25 October 2011
Anthony Wayne, Juan Rafael Elvira Quesada and Ken Salazar dumping bucket of fish (DOI / Tami A. Heilemann)

Ambassador Anthony Wayne, Secretary Juan Rafael Elvira Quesada and Secretary Ken Salazar dump Rio Grande silvery minnows into an enclosure embedded in the Rio Grande.

Washington — Standing in Texas’ Big Bend National Park on October 24, officials from the United States and Mexico announced a plan for continued coordination to protect the Big Bend/Rio Bravo region.

They also released endangered Rio Grande silvery minnows into the Rio Grande.

The working plan, announced by U.S. Secretary of the Interior Ken Salazar and Mexican Environment and Natural Resources Secretary Juan Rafael Elvira Quesada, identifies the next steps in preserving North America’s largest and most diverse desert ecosystem, the Department of the Interior said in an October 24 news release.

The Cooperative Action for Conservation in the Big Bend/Rio Bravo Region working plan was developed in close coordination with the U.S. National Park Service, the U.S. Fish & Wildlife Service, the U.S. Geological Survey, Mexico’s National Commission of Natural Protected Areas and other partner agencies — and implementation has already begun, the department said.
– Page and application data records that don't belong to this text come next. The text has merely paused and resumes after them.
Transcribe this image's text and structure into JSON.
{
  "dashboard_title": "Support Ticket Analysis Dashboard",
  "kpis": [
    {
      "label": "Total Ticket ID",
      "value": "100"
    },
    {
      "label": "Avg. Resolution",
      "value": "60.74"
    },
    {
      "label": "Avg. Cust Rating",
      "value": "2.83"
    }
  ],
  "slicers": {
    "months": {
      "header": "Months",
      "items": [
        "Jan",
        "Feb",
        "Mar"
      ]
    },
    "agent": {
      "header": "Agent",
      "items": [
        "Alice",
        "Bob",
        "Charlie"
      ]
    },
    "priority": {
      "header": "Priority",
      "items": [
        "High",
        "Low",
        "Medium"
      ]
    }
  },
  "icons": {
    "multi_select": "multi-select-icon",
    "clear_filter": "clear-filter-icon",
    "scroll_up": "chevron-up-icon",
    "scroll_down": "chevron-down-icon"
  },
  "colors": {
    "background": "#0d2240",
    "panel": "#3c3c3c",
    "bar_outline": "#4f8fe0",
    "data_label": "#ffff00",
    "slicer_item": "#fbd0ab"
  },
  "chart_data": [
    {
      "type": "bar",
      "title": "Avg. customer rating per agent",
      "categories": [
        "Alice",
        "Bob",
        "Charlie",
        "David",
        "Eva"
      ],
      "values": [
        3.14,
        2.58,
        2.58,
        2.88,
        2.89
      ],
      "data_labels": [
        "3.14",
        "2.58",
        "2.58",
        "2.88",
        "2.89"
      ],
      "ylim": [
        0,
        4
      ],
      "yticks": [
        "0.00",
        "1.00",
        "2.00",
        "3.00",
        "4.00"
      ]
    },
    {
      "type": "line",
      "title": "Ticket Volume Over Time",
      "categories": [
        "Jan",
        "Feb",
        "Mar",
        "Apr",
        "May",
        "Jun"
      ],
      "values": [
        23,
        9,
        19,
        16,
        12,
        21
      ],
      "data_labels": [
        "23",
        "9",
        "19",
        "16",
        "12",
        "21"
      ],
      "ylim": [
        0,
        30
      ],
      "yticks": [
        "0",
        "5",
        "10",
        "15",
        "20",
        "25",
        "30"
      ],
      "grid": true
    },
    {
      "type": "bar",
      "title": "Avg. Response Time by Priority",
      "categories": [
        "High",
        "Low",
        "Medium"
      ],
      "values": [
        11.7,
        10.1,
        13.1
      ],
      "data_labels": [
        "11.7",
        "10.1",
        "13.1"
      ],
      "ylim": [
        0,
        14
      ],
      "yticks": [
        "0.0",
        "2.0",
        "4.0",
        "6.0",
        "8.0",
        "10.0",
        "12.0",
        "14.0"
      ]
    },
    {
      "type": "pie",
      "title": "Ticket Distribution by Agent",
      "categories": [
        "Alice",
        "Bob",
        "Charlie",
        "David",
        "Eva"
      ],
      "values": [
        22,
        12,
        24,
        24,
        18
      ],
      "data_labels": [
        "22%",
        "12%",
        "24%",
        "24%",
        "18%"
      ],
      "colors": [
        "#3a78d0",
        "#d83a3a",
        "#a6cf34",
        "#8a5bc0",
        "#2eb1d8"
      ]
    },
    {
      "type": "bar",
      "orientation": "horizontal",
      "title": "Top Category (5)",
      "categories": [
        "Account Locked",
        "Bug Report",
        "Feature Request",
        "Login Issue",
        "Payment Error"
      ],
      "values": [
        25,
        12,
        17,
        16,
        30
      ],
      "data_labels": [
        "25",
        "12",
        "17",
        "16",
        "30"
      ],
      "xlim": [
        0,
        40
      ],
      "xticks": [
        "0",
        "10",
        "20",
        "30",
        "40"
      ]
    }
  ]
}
“As neighbors and partners in conservation, the United States and Mexico share more than just a border,” Salazar said at Big Bend. “We share a commitment toward fulfilling a conservation vision President [Franklin Delano] Roosevelt and President [Manuel Ávila] Camacho proposed over 60 years ago. With the support of Secretary Elvira and our counterparts in Mexico, today’s announcement marks a major step in turning this vision into a reality.”

“Today, the governments of Mexico and the United States write a new chapter to our strategic partnership,” Elvira said. “We celebrate putting into actions a model of collaboration for transboundary conservation.”

“The Big Bend-Rio Bravo natural area of binational interest is a model envisioned by our presidents; it is a dream shared by many past generations and a legacy for present and future ones,” Elvira said. “In sum, it is an example of the best our governments and people can pursue through cooperation and joint work.”

“When you come to an area as remote and as beautiful as Big Bend, it truly changes your perception of what a border is and what a border can be,” said U.S. Ambassador to Mexico Anthony Wayne. “There is a line — the river in this case — that politically marks the boundaries of our two countries. But for a tourist, for a park ranger, for a conservationist, and for anyone who has visited this spectacular place, one thing is clear: What we share here, the seamless flow of nature across both banks of the river, is far stronger and far more enduring than what divides us.”

Home to 446 species of birds, 3,600 species of insects, more than 1,500 plants, and 75 species of mammals, the Big Bend region of Texas and the Rio Bravo region of the Mexican states of Chihuahua and Coahuila provide a unique opportunity for scientists, natural resource managers and park staff to collaborate in areas that will benefit the people, the landscapes and the wildlife on both sides of the border, the Department of the Interior said.

Following the announcement, the secretaries and Ambassador Wayne participated in a wildlife release on the U.S. side of the border. Joined by members of the U.S. Fish and Wildlife Service, Salazar, Elvira and Wayne helped with the transport and release of 267,000 Rio Grande silvery minnows as part of an ongoing recovery project (PDF, 300KB) for the endangered species.

Earlier in October, Mexico released 15 birds in Chihuahua: two red-tailed hawks, two roadside hawks, two American kestrels, one gray hawk, two great horned owls, three burrowing owls and three Cooper’s hawks, the department said.

(This is a product of the Bureau of International Information Programs, U.S. Department of State. Web site: http://iipdigital.usembassy.gov/iipdigital-en/index.html)